Proteomics analysis of chronic cigarette smoke exposure is a rapidly emerging postgenomics research field. While smoking is a major cause of lung cancer, functional studies using proteomics approaches could enrich our mechanistic understanding of the elusive lung cancer global molecular signaling and cigarette smoke relationship. We report in this study on a stable isotope labeling by amino acids in cell culture-based quantitative phosphoproteomic analysis of a human lung mucoepidermoid carcinoma cell line, H292 cells, chronically exposed to cigarette smoke. Using high resolution Orbitrap Velos mass spectrometer, we identified the hyperphosphorylation of 493 sites, which corresponds to 341 proteins and 195 hypophosphorylated sites, mapping to 142 proteins upon smoke exposure (2.0-fold change). We report differential phosphorylation of multiple kinases, including PAK6, EPHA4, LYN, mitogen-activated protein kinase, and phosphatases, including TMEM55B, PTPN14, TIGAR, among others, in response to chronic cigarette smoke exposure. Bioinformatics analysis revealed that the molecules differentially phosphorylated upon chronic exposure of cigarette smoke are associated with PI3K/AKT/mTOR and CDC42-PAK signaling pathways. These signaling networks are involved in multiple cellular processes, including cell polarity, cytoskeletal remodeling, cellular migration, protein synthesis, autophagy, and apoptosis.

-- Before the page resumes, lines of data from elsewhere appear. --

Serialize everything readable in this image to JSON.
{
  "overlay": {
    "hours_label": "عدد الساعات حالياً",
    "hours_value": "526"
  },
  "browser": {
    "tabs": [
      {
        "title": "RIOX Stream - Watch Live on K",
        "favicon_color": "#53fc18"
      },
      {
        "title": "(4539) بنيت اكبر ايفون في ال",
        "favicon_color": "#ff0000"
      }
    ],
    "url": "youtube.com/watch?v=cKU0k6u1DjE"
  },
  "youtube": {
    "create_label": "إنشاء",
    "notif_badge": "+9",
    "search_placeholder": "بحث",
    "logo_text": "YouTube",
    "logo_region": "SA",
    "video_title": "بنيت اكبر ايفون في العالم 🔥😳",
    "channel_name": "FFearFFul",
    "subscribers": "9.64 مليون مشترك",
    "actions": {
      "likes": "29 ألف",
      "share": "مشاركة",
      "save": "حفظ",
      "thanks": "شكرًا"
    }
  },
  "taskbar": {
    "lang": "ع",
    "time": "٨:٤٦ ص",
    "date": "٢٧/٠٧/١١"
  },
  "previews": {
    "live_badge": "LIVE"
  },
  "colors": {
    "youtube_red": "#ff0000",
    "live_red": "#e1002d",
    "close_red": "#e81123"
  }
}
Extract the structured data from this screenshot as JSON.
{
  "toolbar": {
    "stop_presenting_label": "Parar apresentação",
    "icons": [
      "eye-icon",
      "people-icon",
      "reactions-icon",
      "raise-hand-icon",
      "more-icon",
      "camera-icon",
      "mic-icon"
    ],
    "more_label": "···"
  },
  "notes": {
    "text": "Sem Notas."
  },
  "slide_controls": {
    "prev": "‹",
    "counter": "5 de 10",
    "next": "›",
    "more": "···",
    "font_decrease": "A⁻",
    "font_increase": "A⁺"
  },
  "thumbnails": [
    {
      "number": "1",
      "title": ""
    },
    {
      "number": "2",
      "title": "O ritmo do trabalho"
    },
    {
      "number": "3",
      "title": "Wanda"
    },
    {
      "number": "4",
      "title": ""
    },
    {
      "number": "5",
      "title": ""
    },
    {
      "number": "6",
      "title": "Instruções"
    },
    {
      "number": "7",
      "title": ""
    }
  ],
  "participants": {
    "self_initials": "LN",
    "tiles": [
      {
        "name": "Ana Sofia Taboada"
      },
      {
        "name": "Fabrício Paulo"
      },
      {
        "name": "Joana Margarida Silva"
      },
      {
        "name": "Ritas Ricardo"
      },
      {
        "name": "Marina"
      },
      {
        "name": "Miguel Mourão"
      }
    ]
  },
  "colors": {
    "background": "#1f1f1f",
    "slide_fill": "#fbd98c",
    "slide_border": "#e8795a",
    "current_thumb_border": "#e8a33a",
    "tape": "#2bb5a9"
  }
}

The present study contributes to emerging proteomics insights on cigarette smoke mediated global signaling in lung cells, which in turn may aid in development of precision medicine therapeutics and postgenomics biomarkers.
Keywords: biomarkers; cigarette smoke; lung cancer; phosphoproteomics; postgenomics biotechnology.